## Task details
Every record gets copied exactly, and no picture goes with it.
———
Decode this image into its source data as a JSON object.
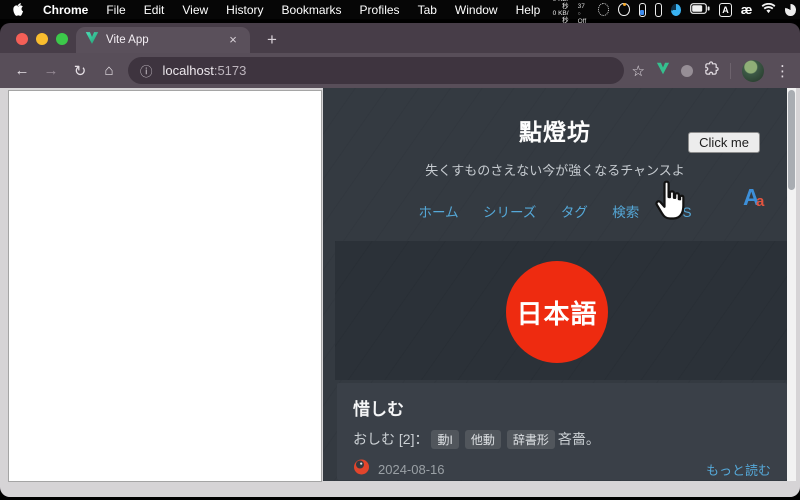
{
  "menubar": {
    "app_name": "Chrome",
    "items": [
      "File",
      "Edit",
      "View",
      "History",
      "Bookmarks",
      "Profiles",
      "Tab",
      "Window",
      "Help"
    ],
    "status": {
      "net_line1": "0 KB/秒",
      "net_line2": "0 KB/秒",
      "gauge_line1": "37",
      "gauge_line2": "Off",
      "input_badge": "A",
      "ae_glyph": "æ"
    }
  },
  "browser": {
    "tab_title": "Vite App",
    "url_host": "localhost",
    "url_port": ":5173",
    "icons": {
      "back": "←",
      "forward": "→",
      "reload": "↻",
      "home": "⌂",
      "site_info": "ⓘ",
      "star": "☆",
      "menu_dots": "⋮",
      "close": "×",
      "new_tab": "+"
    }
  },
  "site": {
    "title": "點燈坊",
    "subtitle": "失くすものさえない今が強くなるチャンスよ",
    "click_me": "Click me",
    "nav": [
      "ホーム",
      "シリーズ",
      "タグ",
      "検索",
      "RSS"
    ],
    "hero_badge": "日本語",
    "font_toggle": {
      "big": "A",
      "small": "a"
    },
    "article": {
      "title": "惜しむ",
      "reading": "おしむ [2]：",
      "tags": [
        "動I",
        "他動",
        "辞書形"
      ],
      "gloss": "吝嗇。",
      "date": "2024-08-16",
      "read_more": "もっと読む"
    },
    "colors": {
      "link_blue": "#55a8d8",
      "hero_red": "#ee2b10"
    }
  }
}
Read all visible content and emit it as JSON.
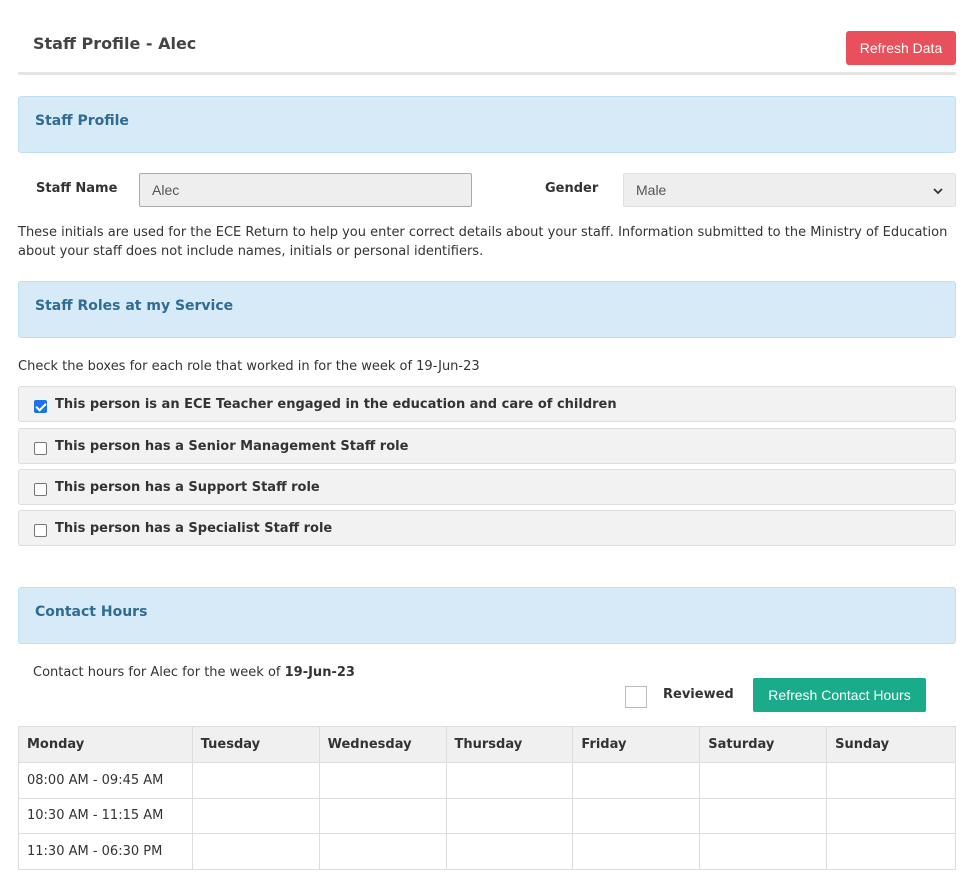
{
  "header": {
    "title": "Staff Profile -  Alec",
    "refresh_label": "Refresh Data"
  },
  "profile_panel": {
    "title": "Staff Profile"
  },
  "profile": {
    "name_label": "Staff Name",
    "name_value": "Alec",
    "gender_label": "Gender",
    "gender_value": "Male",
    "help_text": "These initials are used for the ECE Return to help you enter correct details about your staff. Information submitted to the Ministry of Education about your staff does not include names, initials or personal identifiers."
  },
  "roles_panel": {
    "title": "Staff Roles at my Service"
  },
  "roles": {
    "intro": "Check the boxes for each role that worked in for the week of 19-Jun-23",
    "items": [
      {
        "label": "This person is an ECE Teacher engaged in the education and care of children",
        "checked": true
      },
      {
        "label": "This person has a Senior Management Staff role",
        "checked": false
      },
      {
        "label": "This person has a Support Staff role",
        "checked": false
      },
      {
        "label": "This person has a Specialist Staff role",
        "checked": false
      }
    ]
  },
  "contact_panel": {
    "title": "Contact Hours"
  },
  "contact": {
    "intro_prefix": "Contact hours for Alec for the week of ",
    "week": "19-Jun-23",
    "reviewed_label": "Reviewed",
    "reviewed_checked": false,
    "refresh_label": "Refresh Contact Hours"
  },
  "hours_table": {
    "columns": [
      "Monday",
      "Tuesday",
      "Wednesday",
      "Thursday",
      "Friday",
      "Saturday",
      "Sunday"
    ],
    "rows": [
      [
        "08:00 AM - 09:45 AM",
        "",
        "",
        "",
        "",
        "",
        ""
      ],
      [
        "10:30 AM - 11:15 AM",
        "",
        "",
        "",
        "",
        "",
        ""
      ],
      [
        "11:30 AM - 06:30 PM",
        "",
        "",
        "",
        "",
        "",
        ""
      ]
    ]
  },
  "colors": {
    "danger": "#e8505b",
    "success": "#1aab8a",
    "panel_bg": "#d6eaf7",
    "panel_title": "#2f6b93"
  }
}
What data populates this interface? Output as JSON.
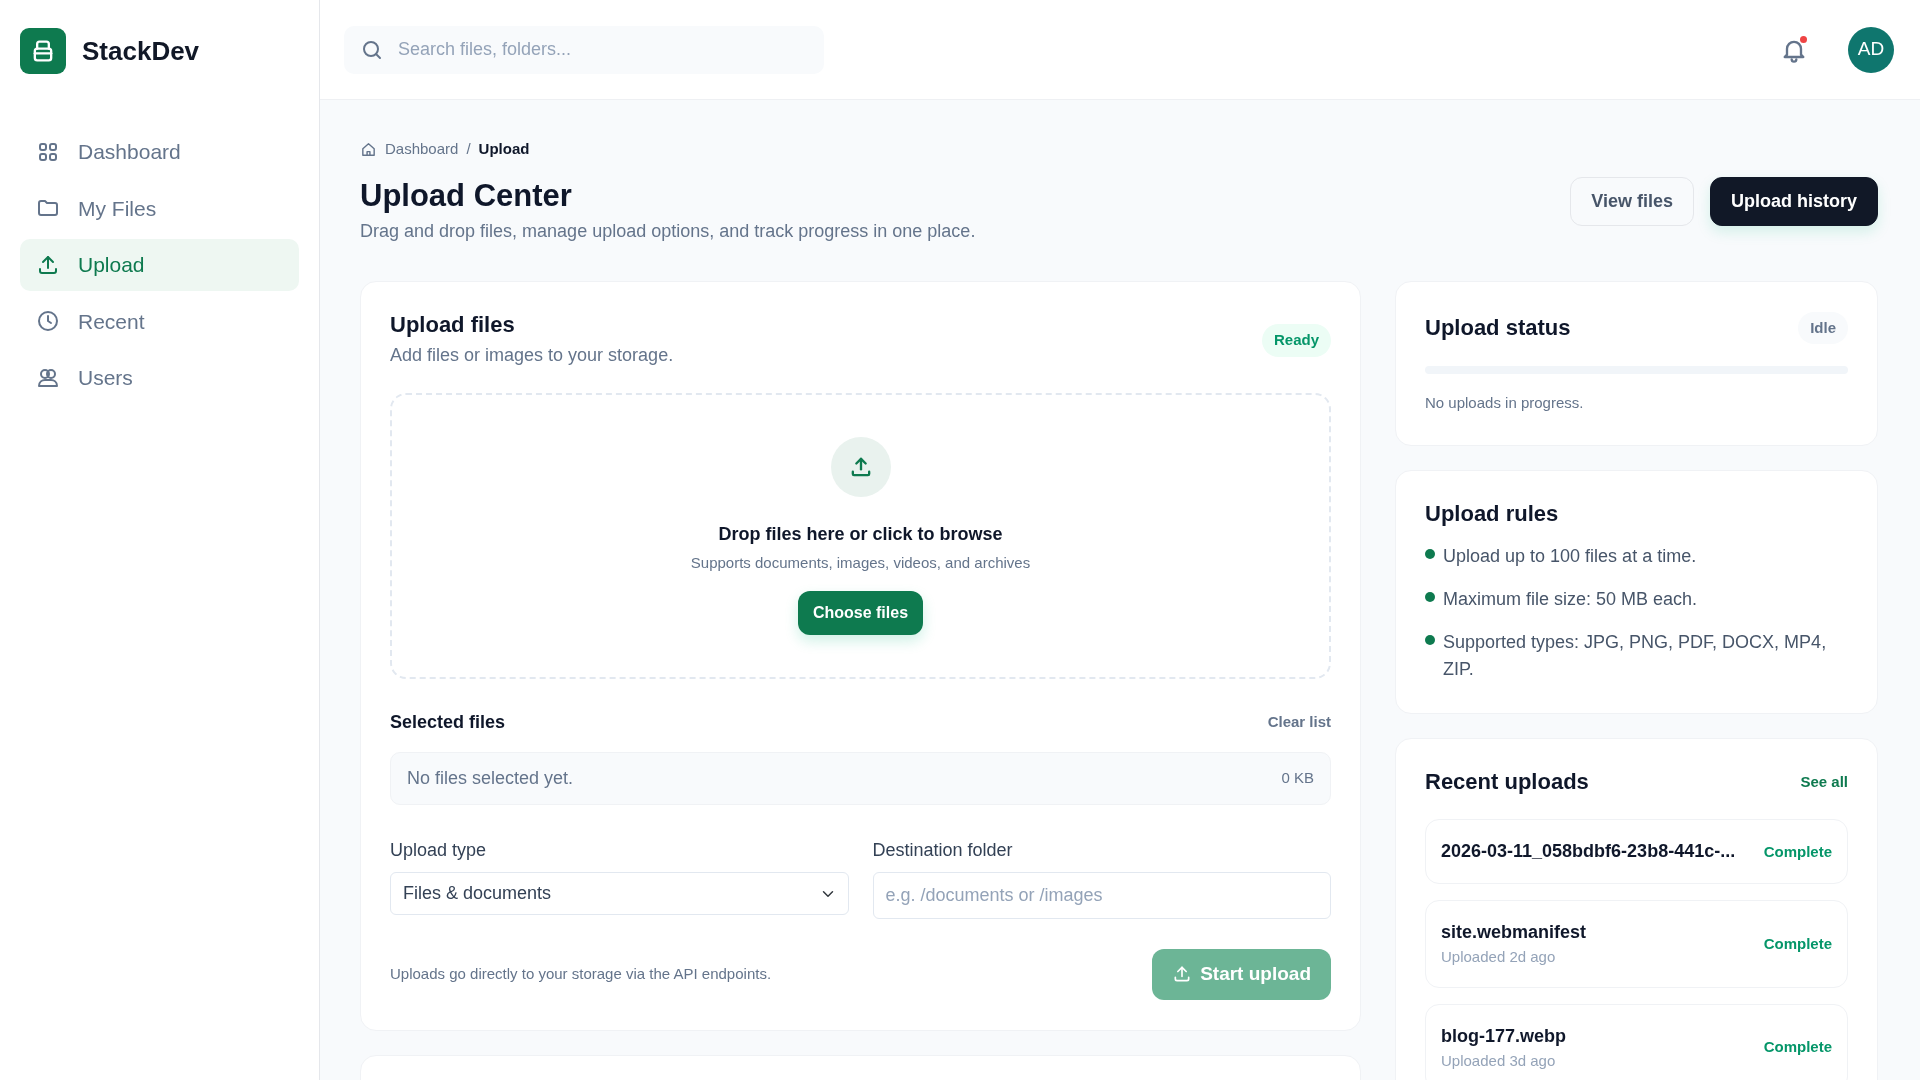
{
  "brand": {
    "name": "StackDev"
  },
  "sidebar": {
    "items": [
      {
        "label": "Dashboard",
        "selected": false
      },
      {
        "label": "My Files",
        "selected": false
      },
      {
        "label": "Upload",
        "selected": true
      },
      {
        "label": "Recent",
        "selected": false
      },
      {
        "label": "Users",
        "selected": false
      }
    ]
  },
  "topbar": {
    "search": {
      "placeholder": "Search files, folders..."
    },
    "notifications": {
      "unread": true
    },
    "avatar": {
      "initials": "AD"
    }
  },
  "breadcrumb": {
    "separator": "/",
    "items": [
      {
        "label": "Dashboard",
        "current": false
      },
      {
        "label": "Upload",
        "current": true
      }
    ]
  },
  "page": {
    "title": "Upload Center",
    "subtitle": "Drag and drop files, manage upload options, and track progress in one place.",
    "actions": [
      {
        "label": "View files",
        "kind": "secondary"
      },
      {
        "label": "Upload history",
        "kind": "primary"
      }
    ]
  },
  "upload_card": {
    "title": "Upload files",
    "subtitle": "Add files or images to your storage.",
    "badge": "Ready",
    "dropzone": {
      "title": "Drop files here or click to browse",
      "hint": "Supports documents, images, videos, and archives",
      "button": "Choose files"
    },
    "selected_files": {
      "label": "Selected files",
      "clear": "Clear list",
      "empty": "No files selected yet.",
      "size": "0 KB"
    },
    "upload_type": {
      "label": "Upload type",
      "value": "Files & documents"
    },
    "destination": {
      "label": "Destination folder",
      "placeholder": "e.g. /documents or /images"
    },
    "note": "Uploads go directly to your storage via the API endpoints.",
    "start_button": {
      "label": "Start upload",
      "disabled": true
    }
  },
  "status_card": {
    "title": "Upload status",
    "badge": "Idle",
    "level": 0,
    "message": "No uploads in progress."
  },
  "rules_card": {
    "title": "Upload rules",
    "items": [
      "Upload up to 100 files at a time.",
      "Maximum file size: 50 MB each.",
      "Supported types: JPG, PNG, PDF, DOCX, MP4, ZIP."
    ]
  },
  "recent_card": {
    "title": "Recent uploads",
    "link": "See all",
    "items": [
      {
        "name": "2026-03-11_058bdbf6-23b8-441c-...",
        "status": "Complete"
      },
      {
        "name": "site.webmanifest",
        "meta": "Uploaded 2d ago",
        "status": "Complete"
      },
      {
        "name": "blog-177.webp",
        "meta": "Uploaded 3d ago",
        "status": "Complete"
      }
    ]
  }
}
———
## Final answer
Decode this image into its source data as a JSON object.
{
  "menubar": {
    "app_name": "Chrome",
    "items": [
      "File",
      "Edit",
      "View",
      "History",
      "Bookmarks",
      "Profiles",
      "Tab",
      "Window",
      "Help"
    ],
    "status": {
      "net_line1": "0 KB/秒",
      "net_line2": "0 KB/秒",
      "gauge_line1": "37",
      "gauge_line2": "Off",
      "input_badge": "A",
      "ae_glyph": "æ"
    }
  },
  "browser": {
    "tab_title": "Vite App",
    "url_host": "localhost",
    "url_port": ":5173",
    "icons": {
      "back": "←",
      "forward": "→",
      "reload": "↻",
      "home": "⌂",
      "site_info": "ⓘ",
      "star": "☆",
      "menu_dots": "⋮",
      "close": "×",
      "new_tab": "+"
    }
  },
  "site": {
    "title": "點燈坊",
    "subtitle": "失くすものさえない今が強くなるチャンスよ",
    "click_me": "Click me",
    "nav": [
      "ホーム",
      "シリーズ",
      "タグ",
      "検索",
      "RSS"
    ],
    "hero_badge": "日本語",
    "font_toggle": {
      "big": "A",
      "small": "a"
    },
    "article": {
      "title": "惜しむ",
      "reading": "おしむ [2]：",
      "tags": [
        "動I",
        "他動",
        "辞書形"
      ],
      "gloss": "吝嗇。",
      "date": "2024-08-16",
      "read_more": "もっと読む"
    },
    "colors": {
      "link_blue": "#55a8d8",
      "hero_red": "#ee2b10"
    }
  }
}
Read all visible content and emit it as JSON.
{
  "header": {
    "title": "Staff Profile -  Alec",
    "refresh_label": "Refresh Data"
  },
  "profile_panel": {
    "title": "Staff Profile"
  },
  "profile": {
    "name_label": "Staff Name",
    "name_value": "Alec",
    "gender_label": "Gender",
    "gender_value": "Male",
    "help_text": "These initials are used for the ECE Return to help you enter correct details about your staff. Information submitted to the Ministry of Education about your staff does not include names, initials or personal identifiers."
  },
  "roles_panel": {
    "title": "Staff Roles at my Service"
  },
  "roles": {
    "intro": "Check the boxes for each role that worked in for the week of 19-Jun-23",
    "items": [
      {
        "label": "This person is an ECE Teacher engaged in the education and care of children",
        "checked": true
      },
      {
        "label": "This person has a Senior Management Staff role",
        "checked": false
      },
      {
        "label": "This person has a Support Staff role",
        "checked": false
      },
      {
        "label": "This person has a Specialist Staff role",
        "checked": false
      }
    ]
  },
  "contact_panel": {
    "title": "Contact Hours"
  },
  "contact": {
    "intro_prefix": "Contact hours for Alec for the week of ",
    "week": "19-Jun-23",
    "reviewed_label": "Reviewed",
    "reviewed_checked": false,
    "refresh_label": "Refresh Contact Hours"
  },
  "hours_table": {
    "columns": [
      "Monday",
      "Tuesday",
      "Wednesday",
      "Thursday",
      "Friday",
      "Saturday",
      "Sunday"
    ],
    "rows": [
      [
        "08:00 AM - 09:45 AM",
        "",
        "",
        "",
        "",
        "",
        ""
      ],
      [
        "10:30 AM - 11:15 AM",
        "",
        "",
        "",
        "",
        "",
        ""
      ],
      [
        "11:30 AM - 06:30 PM",
        "",
        "",
        "",
        "",
        "",
        ""
      ]
    ]
  },
  "colors": {
    "danger": "#e8505b",
    "success": "#1aab8a",
    "panel_bg": "#d6eaf7",
    "panel_title": "#2f6b93"
  }
}
What data populates this interface? Output as JSON.
{
  "brand": {
    "name": "StackDev"
  },
  "sidebar": {
    "items": [
      {
        "label": "Dashboard",
        "selected": false
      },
      {
        "label": "My Files",
        "selected": false
      },
      {
        "label": "Upload",
        "selected": true
      },
      {
        "label": "Recent",
        "selected": false
      },
      {
        "label": "Users",
        "selected": false
      }
    ]
  },
  "topbar": {
    "search": {
      "placeholder": "Search files, folders..."
    },
    "notifications": {
      "unread": true
    },
    "avatar": {
      "initials": "AD"
    }
  },
  "breadcrumb": {
    "separator": "/",
    "items": [
      {
        "label": "Dashboard",
        "current": false
      },
      {
        "label": "Upload",
        "current": true
      }
    ]
  },
  "page": {
    "title": "Upload Center",
    "subtitle": "Drag and drop files, manage upload options, and track progress in one place.",
    "actions": [
      {
        "label": "View files",
        "kind": "secondary"
      },
      {
        "label": "Upload history",
        "kind": "primary"
      }
    ]
  },
  "upload_card": {
    "title": "Upload files",
    "subtitle": "Add files or images to your storage.",
    "badge": "Ready",
    "dropzone": {
      "title": "Drop files here or click to browse",
      "hint": "Supports documents, images, videos, and archives",
      "button": "Choose files"
    },
    "selected_files": {
      "label": "Selected files",
      "clear": "Clear list",
      "empty": "No files selected yet.",
      "size": "0 KB"
    },
    "upload_type": {
      "label": "Upload type",
      "value": "Files & documents"
    },
    "destination": {
      "label": "Destination folder",
      "placeholder": "e.g. /documents or /images"
    },
    "note": "Uploads go directly to your storage via the API endpoints.",
    "start_button": {
      "label": "Start upload",
      "disabled": true
    }
  },
  "status_card": {
    "title": "Upload status",
    "badge": "Idle",
    "level": 0,
    "message": "No uploads in progress."
  },
  "rules_card": {
    "title": "Upload rules",
    "items": [
      "Upload up to 100 files at a time.",
      "Maximum file size: 50 MB each.",
      "Supported types: JPG, PNG, PDF, DOCX, MP4, ZIP."
    ]
  },
  "recent_card": {
    "title": "Recent uploads",
    "link": "See all",
    "items": [
      {
        "name": "2026-03-11_058bdbf6-23b8-441c-...",
        "status": "Complete"
      },
      {
        "name": "site.webmanifest",
        "meta": "Uploaded 2d ago",
        "status": "Complete"
      },
      {
        "name": "blog-177.webp",
        "meta": "Uploaded 3d ago",
        "status": "Complete"
      }
    ]
  }
}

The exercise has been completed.